Landfall by Sal Taylor Kydd

Publisher: Datz Press

Review by Douglas Stockdale

Landfall is a term to describe an approach to or a sighting of land that signals an arrival at one’s destination at the end of a journey across the sea. Landfall is a physical event, or in Sal Taylor Kydd’s recently released artist book, Landfall, it is both a physical as well as a metaphorical occurrence.

Kydd’s narrative is focused on a few of the many small island communities off the shore of the Maine coast that requires being transported over the sea by public ferry, boat or mail plane. Her poems and photographs take us on the journey, as mirrored in the book sections that follow, titled crossing, landfall, presence, benevolence, kin and onward. In her foreword, Kat Kiernan recounts the names of the small places out at sea: Monhegan, Vinal Haven, Deer, Matinicus, Eagle and North Haven. Those who live on these islands full time are dwindling in numbers, and it is much of their past spirit, their presence, that Kydd appears to be connecting the reader with.

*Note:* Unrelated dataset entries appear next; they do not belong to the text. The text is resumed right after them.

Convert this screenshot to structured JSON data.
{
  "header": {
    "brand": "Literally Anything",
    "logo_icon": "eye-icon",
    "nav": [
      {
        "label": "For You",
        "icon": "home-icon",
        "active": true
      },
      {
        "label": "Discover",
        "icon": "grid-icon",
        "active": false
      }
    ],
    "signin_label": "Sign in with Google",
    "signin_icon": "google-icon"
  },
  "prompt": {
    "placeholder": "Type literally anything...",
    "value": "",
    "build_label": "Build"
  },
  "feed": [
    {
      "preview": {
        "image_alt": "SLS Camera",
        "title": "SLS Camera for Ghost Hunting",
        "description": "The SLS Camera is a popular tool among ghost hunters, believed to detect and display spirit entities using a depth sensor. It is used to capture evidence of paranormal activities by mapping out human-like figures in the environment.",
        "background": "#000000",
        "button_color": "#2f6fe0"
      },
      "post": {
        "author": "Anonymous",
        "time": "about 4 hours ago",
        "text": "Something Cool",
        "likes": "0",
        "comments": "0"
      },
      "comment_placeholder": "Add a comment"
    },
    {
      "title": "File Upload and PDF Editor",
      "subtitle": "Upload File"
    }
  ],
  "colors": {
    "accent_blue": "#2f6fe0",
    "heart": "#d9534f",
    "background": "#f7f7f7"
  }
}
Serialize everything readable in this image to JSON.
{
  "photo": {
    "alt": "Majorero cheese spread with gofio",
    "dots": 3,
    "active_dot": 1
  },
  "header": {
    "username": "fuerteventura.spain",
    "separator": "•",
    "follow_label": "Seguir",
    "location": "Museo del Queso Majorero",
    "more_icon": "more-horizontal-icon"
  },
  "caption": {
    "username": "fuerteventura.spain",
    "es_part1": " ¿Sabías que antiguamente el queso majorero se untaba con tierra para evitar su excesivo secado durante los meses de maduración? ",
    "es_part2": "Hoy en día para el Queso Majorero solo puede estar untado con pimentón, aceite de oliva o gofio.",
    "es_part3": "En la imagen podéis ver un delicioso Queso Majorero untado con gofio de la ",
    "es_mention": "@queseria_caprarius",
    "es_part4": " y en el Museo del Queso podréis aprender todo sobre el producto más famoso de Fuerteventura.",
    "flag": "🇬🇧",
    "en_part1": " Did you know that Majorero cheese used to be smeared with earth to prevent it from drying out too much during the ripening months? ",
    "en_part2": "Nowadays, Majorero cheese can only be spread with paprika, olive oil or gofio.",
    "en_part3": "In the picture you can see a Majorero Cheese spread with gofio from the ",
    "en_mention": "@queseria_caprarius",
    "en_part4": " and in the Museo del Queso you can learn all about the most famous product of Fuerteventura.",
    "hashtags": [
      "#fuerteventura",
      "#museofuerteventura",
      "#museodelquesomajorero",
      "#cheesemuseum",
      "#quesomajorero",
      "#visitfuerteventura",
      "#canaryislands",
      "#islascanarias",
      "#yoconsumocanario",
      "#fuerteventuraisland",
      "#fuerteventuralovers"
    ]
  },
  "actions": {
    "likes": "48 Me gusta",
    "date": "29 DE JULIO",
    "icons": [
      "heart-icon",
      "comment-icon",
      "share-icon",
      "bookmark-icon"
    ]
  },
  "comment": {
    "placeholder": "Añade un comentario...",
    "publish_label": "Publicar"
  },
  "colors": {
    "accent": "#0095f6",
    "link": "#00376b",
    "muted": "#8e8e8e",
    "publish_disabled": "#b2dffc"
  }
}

Her artwork has a very lyrical, if not pictorial, quality. The narrow depth of field and slight movement and blurring in the edges of the frame imply transitory moments. The sea wind is almost tangible. Kydd’s photographic images avoid the cliché of the Maine island and costal landscape, and are imbued more with a sense mystery and a dose of surrealism. 

Use this link to read the rest of the review, view additional images and information.